Travel plans for pupils and work with employers to encourage greener travel, e-scooter trials and green living walls are amongst the initiatives helping improve air quality in Staffordshire.
Staffordshire County Council has been reminding residents that by working together and by making small changes Staffordshire can be greener, air quality will improve and reduce the impact on the environment.
Working with the authority’s School Travel Team, over 2000 pupils from 15 schools are learning about what can be done to improve air quality. Reducing car journeys to school, encouraging more walking, cycling or scootering, as well as persuading drivers not to leave their engines running when parked up are amongst the activities.
Hundreds of employers have already signed up to a scheme to improve air quality. An exciting SIMULATE Live Labs project, being funded by the Department for Transport, is also exploring projects, including the installation of living walls to help reduce pollution and looking at the future demand for electric car charging points. Additionally, E-scooter trials are taking place in Stafford and Newcastle-under-Lyme, with riders being allowed to legally ride on the roads when using the official scooters.
The county council is committed to achieving net zero carbon emissions by 2050.
David Williams, Staffordshire County Council’s Cabinet member for Transport and Highways, said: “Air pollution is a problem for everyone and can cause many health issues but by working together, we can make a real difference. Most air pollution comes from vehicles on our most congested main roads and outside schools, which is why we are focusing on working with schools in the worst affected areas to educate parents and help them choose a more sustainable and less polluting mode of transport.
“Through our Air Aware campaign that we launched in 2019, we’ve been raising awareness and encouraging people to take responsibility and make one small change. This could involve travelling differently to school once a week or turning off the car engine when stationary. By walking or cycling to work and school, we can not only improve our health through exercise, but can limit air pollution all at the same time.
“Small actions, when they come together, make a big difference. If we all do our bit to make Staffordshire sustainable, we will breathe cleaner air, create greener communities and make Staffordshire a healthier place to live and work.”
Schools taking part in the Air Aware campaign include:
Christchurch Primary, Burton
Horninglow Primary, Burton
Heath Hayes Academy, Cannock
Five Ways Primary, Cannock
Gorsemoor Primary Cannock
St Thomas CoE Primary, Newcastle-under-Lyme
Hassell Community Primary, Newcastle-under-Lyme
St Margaret’s Junior, Newcastle-under-Lyme
Ellison Primary, Newcastle-under-Lyme
St Wulstan’s CP, Newcastle-under-Lyme
Westwood First, Leek
St Edward’s Middle, Leek
Beresford Memorial CoE First School, Leek

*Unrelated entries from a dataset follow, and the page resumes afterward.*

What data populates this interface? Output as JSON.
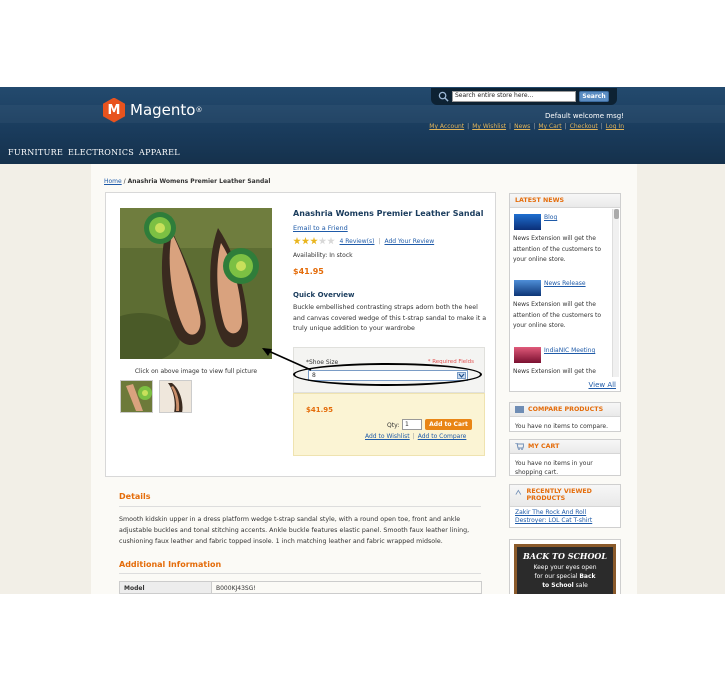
{
  "header": {
    "logo_text": "Magento",
    "logo_letter": "M",
    "logo_reg": "®",
    "search_placeholder": "Search entire store here...",
    "search_button": "Search",
    "welcome": "Default welcome msg!",
    "top_links": [
      "My Account",
      "My Wishlist",
      "News",
      "My Cart",
      "Checkout",
      "Log In"
    ]
  },
  "nav": {
    "items": [
      "FURNITURE",
      "ELECTRONICS",
      "APPAREL"
    ]
  },
  "breadcrumb": {
    "home": "Home",
    "separator": " / ",
    "current": "Anashria Womens Premier Leather Sandal"
  },
  "product": {
    "name": "Anashria Womens Premier Leather Sandal",
    "email_friend": "Email to a Friend",
    "rating_stars": 3,
    "rating_max": 5,
    "reviews_link": "4 Review(s)",
    "add_review_link": "Add Your Review",
    "availability": "Availability: In stock",
    "price": "$41.95",
    "overview_title": "Quick Overview",
    "overview_text": "Buckle embellished contrasting straps adorn both the heel and canvas covered wedge of this t-strap sandal to make it a truly unique addition to your wardrobe",
    "image_caption": "Click on above image to view full picture",
    "options": {
      "label": "*Shoe Size",
      "required_note": "* Required Fields",
      "selected_value": "8"
    },
    "cart": {
      "price": "$41.95",
      "qty_label": "Qty:",
      "qty_value": "1",
      "add_button": "Add to Cart",
      "wishlist_link": "Add to Wishlist",
      "compare_link": "Add to Compare",
      "link_separator": "|"
    }
  },
  "details": {
    "title": "Details",
    "text": "Smooth kidskin upper in a dress platform wedge t-strap sandal style, with a round open toe, front and ankle adjustable buckles and tonal stitching accents. Ankle buckle features elastic panel. Smooth faux leather lining, cushioning faux leather and fabric topped insole. 1 inch matching leather and fabric wrapped midsole."
  },
  "additional_info": {
    "title": "Additional Information",
    "rows": [
      {
        "key": "Model",
        "value": "B000KJ43SG!"
      }
    ]
  },
  "sidebar": {
    "news": {
      "title": "LATEST NEWS",
      "items": [
        {
          "title": "Blog",
          "text": "News Extension will get the attention of the customers to your online store."
        },
        {
          "title": "News Release",
          "text": "News Extension will get the attention of the customers to your online store."
        },
        {
          "title": "IndiaNIC Meeting",
          "text": "News Extension will get the"
        }
      ],
      "view_all": "View All"
    },
    "compare": {
      "title": "COMPARE PRODUCTS",
      "text": "You have no items to compare."
    },
    "cart": {
      "title": "MY CART",
      "text": "You have no items in your shopping cart."
    },
    "recent": {
      "title": "RECENTLY VIEWED PRODUCTS",
      "link": "Zakir The Rock And Roll Destroyer: LOL Cat T-shirt"
    },
    "promo": {
      "title": "BACK TO SCHOOL",
      "line1": "Keep your eyes open",
      "line2": "for our special",
      "line2b": "Back",
      "line3": "to School",
      "line3b": "sale"
    }
  },
  "colors": {
    "header_bg": "#1a3c5d",
    "accent": "#e46c0a",
    "link": "#1e5aa8",
    "button": "#e98516"
  }
}
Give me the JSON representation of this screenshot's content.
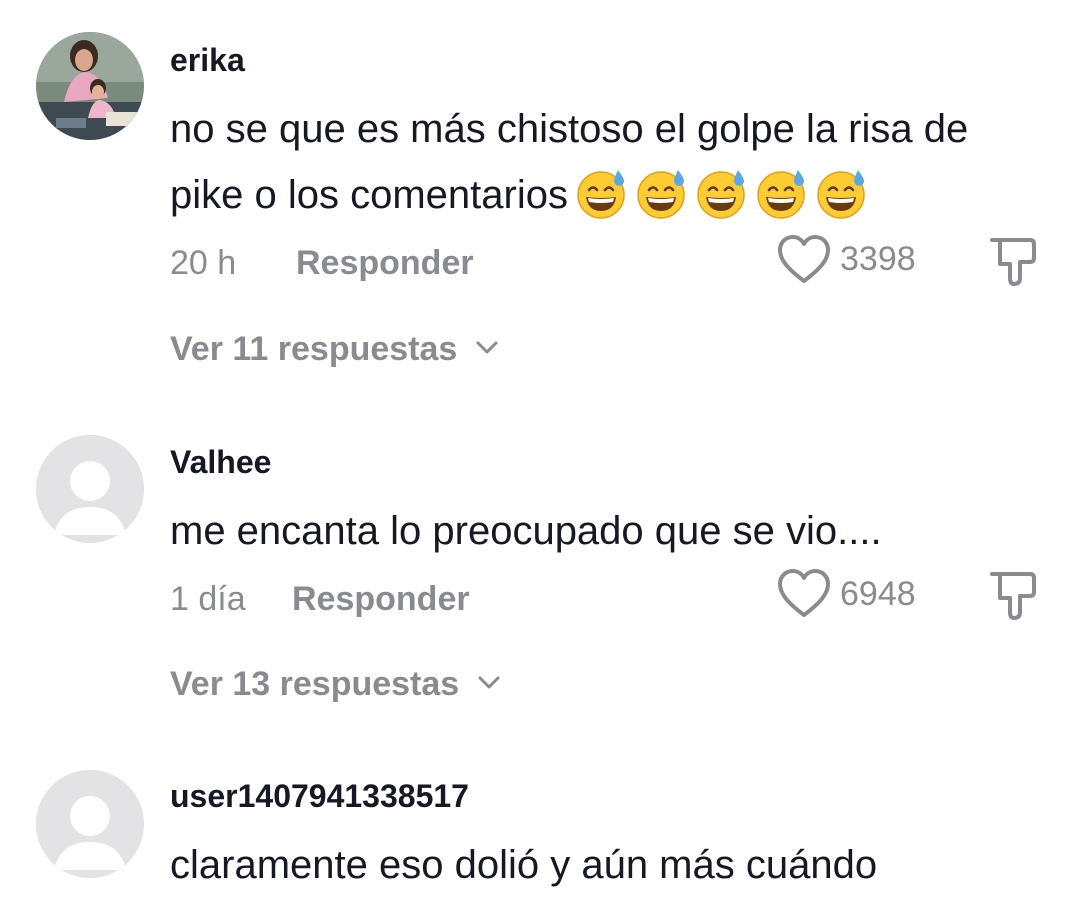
{
  "comments": [
    {
      "username": "erika",
      "text": "no se que es más chistoso el golpe la risa de pike o los comentarios",
      "emoji_icon": "grinning-face-with-sweat-icon",
      "emoji_count": 5,
      "time": "20 h",
      "reply_label": "Responder",
      "likes": "3398",
      "view_replies": "Ver 11 respuestas",
      "avatar_icon": "profile-photo"
    },
    {
      "username": "Valhee",
      "text": "me encanta lo preocupado que se vio....",
      "time": "1 día",
      "reply_label": "Responder",
      "likes": "6948",
      "view_replies": "Ver 13 respuestas",
      "avatar_icon": "default-avatar-icon"
    },
    {
      "username": "user1407941338517",
      "text": "claramente eso dolió y aún más cuándo",
      "avatar_icon": "default-avatar-icon"
    }
  ],
  "icons": {
    "like": "heart-outline-icon",
    "dislike": "thumbs-down-icon",
    "expand": "chevron-down-icon"
  },
  "colors": {
    "text_primary": "#161823",
    "text_secondary": "#8a8b91",
    "avatar_placeholder": "#e3e3e5"
  }
}
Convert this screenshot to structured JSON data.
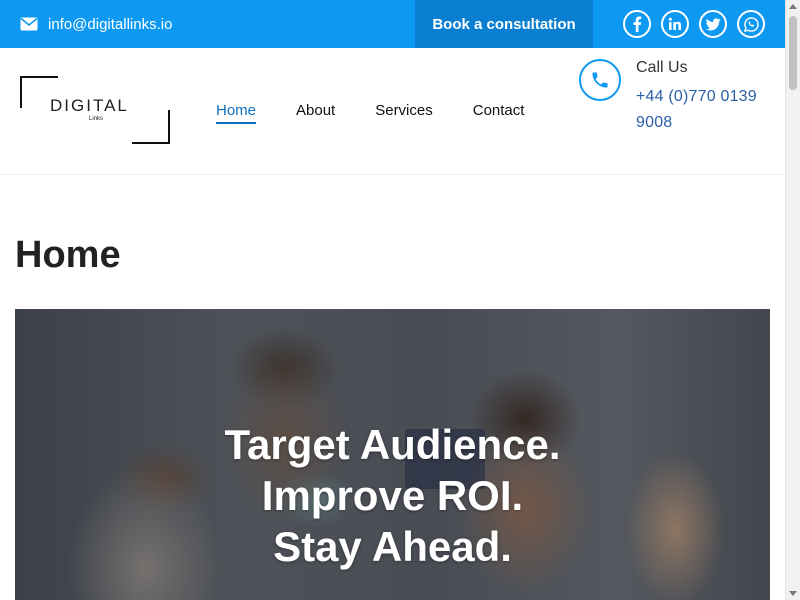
{
  "topbar": {
    "email": "info@digitallinks.io",
    "book_label": "Book a consultation",
    "socials": [
      {
        "icon": "facebook-icon",
        "glyph": "f"
      },
      {
        "icon": "linkedin-icon",
        "glyph": "in"
      },
      {
        "icon": "twitter-icon",
        "glyph": "t"
      },
      {
        "icon": "whatsapp-icon",
        "glyph": "w"
      }
    ]
  },
  "header": {
    "logo": {
      "word": "DIGITAL",
      "sub": "Links"
    },
    "nav": [
      {
        "label": "Home",
        "active": true
      },
      {
        "label": "About",
        "active": false
      },
      {
        "label": "Services",
        "active": false
      },
      {
        "label": "Contact",
        "active": false
      }
    ],
    "call_label": "Call Us",
    "phone": "+44 (0)770 0139 9008"
  },
  "page": {
    "title": "Home",
    "hero_lines": [
      "Target Audience.",
      "Improve ROI.",
      "Stay Ahead."
    ]
  },
  "colors": {
    "topbar": "#0d99f2",
    "book_button": "#0a7fd2",
    "nav_active": "#0a6fbf",
    "phone_text": "#2a5fa8"
  }
}
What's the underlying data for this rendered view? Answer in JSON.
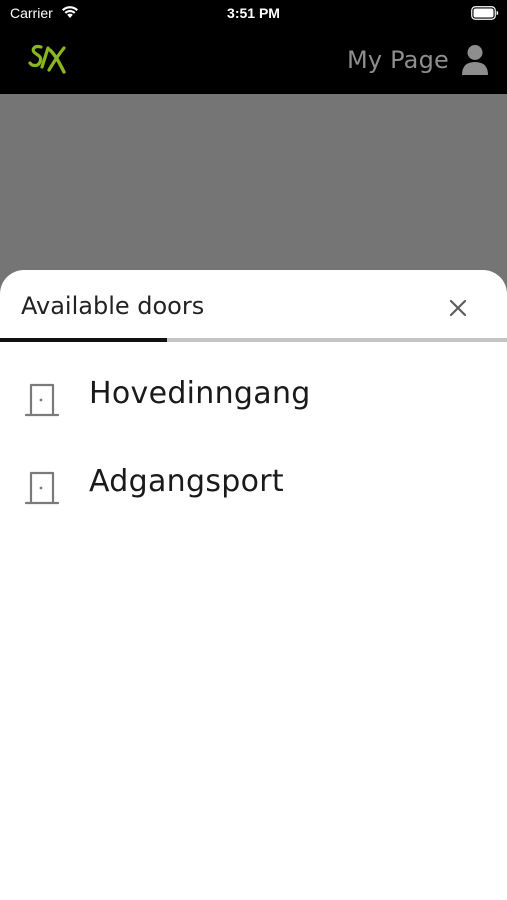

Churnet View Middle, Leek
All Saints First, Leek
Pupils at Christchurch Primary in Burton are also supporting Clean Air Day and raising awareness of the risks of air pollution. Armed with banners and megaphones, they have been encouraging parents to use less polluting and more sustainable travel, such as walking, cycling and scootering.
Backed up by the county council’s School Travel Team, the children also spoke to drivers about switching off their engines when parked up outside the school.
During a day of lessons about the environment and reducing pollution, the pupils also took a short walking trip to one of the Green Living Wall experiments at Shobnal roundabout, installed as part of the live labs project. Here they received a talk on how the wall works to reduce pollution, in preparation for making their own wall at the school later in the year.
Mr Lee Archer, Deputy Headteacher at the school, said: “We are really pleased to be involved in the campaign and the children are really determined to make a difference. Improving air quality outside the school is one of our top priorities and the more we can make people aware of it the better. We’ve been working closely with the county council’s School Travel Team and the children have been doing a great job to raise awareness amongst parents. They have also been talking to parents and encouraging drivers to turn their engines off when parked up near the school.”
It is estimated that around 390 deaths per year are attributable to poor air quality in Staffordshire every year.
Staffordshire County Council is one of 16 nationally to receive funding from the Government for improvement work and is working with its districts and boroughs, as well as Stoke-on-Trent City Council and Highways England.
People can find out more about the small actions they can take to help them travel differently one day a week at http://airaware.doingourbit.info